Award-winning shell artist Lois Kessler of Guilford will be participating in the Unique Boutique Artisans Craft Fair to be held in Newport, Rhode Island on Saturday and Sunday, Nov. 10 and 11 from 10 a.m.-4 p.m. at the Rotunda Ballroom at Easton’s Beach.
Unique Boutique presents only professional crafters who offer top quality, designed and handmade crafts—one-of-a-kind items such as Kessler’s sailor’s valentines: octagonal, wood, shadow box frames decorated with a wide variety of small seashells to form beautiful mosaic designs.
“I love attending shows to showcase my work, but mostly to talk about this age-old craft,” Kessler said. “There’s a beautiful story behind these treasures from the sea. They are a great conversation piece that bring a sense of history as well as nautical decor to a home.”
Sailor’s valentines created today are carrying on an artistic tradition which started in the mid-1800s on the island of Barbados, a central port for sailors. While New England lore holds that homesick sailors — out at sea for months or years — made these valentines for their sweethearts, historians suggest Barbadian women and children made the shell art pieces and the sailors bought them as sentimental gifts. Many were given to loved ones at home and the designs frequently included hearts and warm messages. Replicating a compass, the eight-sided cases enclosed in glass were hinged with a locking devise to keep them closed for safe travel back home.

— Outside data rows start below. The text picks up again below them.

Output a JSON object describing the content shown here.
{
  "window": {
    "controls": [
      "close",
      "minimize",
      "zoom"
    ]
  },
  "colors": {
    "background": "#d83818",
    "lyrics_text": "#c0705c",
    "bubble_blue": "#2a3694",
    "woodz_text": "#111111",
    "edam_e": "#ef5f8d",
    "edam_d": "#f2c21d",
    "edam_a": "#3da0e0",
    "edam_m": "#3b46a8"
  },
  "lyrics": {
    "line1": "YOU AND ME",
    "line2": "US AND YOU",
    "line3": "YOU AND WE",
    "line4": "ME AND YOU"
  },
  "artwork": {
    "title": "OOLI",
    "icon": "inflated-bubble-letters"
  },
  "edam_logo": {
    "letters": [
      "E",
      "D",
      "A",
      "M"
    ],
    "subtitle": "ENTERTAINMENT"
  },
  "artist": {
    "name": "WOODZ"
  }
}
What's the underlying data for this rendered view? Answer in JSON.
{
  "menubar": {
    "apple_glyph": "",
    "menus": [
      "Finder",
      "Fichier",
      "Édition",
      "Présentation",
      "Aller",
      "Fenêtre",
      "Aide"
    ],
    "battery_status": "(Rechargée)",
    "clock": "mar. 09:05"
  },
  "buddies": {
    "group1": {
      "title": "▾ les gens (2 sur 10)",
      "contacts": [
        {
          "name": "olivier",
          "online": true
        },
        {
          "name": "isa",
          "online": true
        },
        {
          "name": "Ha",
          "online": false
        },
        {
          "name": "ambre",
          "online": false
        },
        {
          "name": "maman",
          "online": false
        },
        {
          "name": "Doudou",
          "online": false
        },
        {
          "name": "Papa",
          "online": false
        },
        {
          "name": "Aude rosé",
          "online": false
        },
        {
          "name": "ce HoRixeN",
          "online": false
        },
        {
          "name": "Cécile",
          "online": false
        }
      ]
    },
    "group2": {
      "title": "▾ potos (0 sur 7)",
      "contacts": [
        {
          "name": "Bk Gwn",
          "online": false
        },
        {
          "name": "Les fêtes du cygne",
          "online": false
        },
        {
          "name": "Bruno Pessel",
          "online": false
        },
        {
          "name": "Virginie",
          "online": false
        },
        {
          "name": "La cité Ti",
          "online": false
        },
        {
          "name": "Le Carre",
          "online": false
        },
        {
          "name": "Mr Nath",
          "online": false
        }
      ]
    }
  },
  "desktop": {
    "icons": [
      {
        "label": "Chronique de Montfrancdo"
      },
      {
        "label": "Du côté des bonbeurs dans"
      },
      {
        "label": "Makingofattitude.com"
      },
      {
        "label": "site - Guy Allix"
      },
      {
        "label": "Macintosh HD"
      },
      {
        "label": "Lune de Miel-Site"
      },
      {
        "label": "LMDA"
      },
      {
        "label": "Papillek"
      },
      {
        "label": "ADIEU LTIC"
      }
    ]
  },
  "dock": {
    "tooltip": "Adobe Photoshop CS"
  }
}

Original sailor’s valentines are rare and expensive, with some worth up to $40,000. They are found in private collections and museums in Britain and the United States.
“I saw an original sailor’s valentine for the first time on display at the Nantucket Whaling Museum, and then noticed others on visits to Cape Cod and Martha’s Vineyard,” said Kessler, a retired dental hygienist who first starting making these prized keepsakes more than 11 years ago. “I’m skilled working in a small, confined area, so I knew with some direction, I could learn how to design my own contemporary creations. I find making them to be like a puzzle. You have to step away from it for a while to figure out what to do next.”
Her “Hearts and Flowers” sailor’s valentine was chosen for inclusion in The Directory of Traditional American Crafts and “Menuncatuck” is part of the permanent collection of The Henry Whitfield House State Museum in Guilford, Connecticut. Her work, including pocket watches and paperweights, is also available at The AquaNaut Gallery in Vineyard Haven, Martha’s Vineyard.
Ranging in price from $400 to $1,400, depending on the intricacy of the design, types of shells and other pieces used such as antique ivory (scrimshaw), Kessler’s sailor’s valentines take about 35 to 45 hours to make. The boxes were made by Clifton Cloud and the late Bill Jordan, an award-winning artist both in shell art and in making perfect, octagonal, wood boxes.
“Some of the shells I use such as limpets and nerites were used in the original sailor’s valentines found in Barbados,” Kessler explained. “I buy most of them online, but sometimes use shells that I find on local beaches or on my trips to Martha’s Vineyard.”
“I’m absolutely thrilled with my sailor’s valentine,” says Claudia Norman, a customer who bought the “Day Dreaming Mermaid” sailor’s valentine from Kessler’s Etsy site. “There’s so much detail in a really small area. It arrived quickly and in excellent condition. Truly even better than I could imagine!”
Kessler enjoys speaking at libraries, museums and art galleries. Visit her website, lckshelltreasures.com or her Etsy shop, LCKSeaShellTreasures, at Etsy.com to learn more.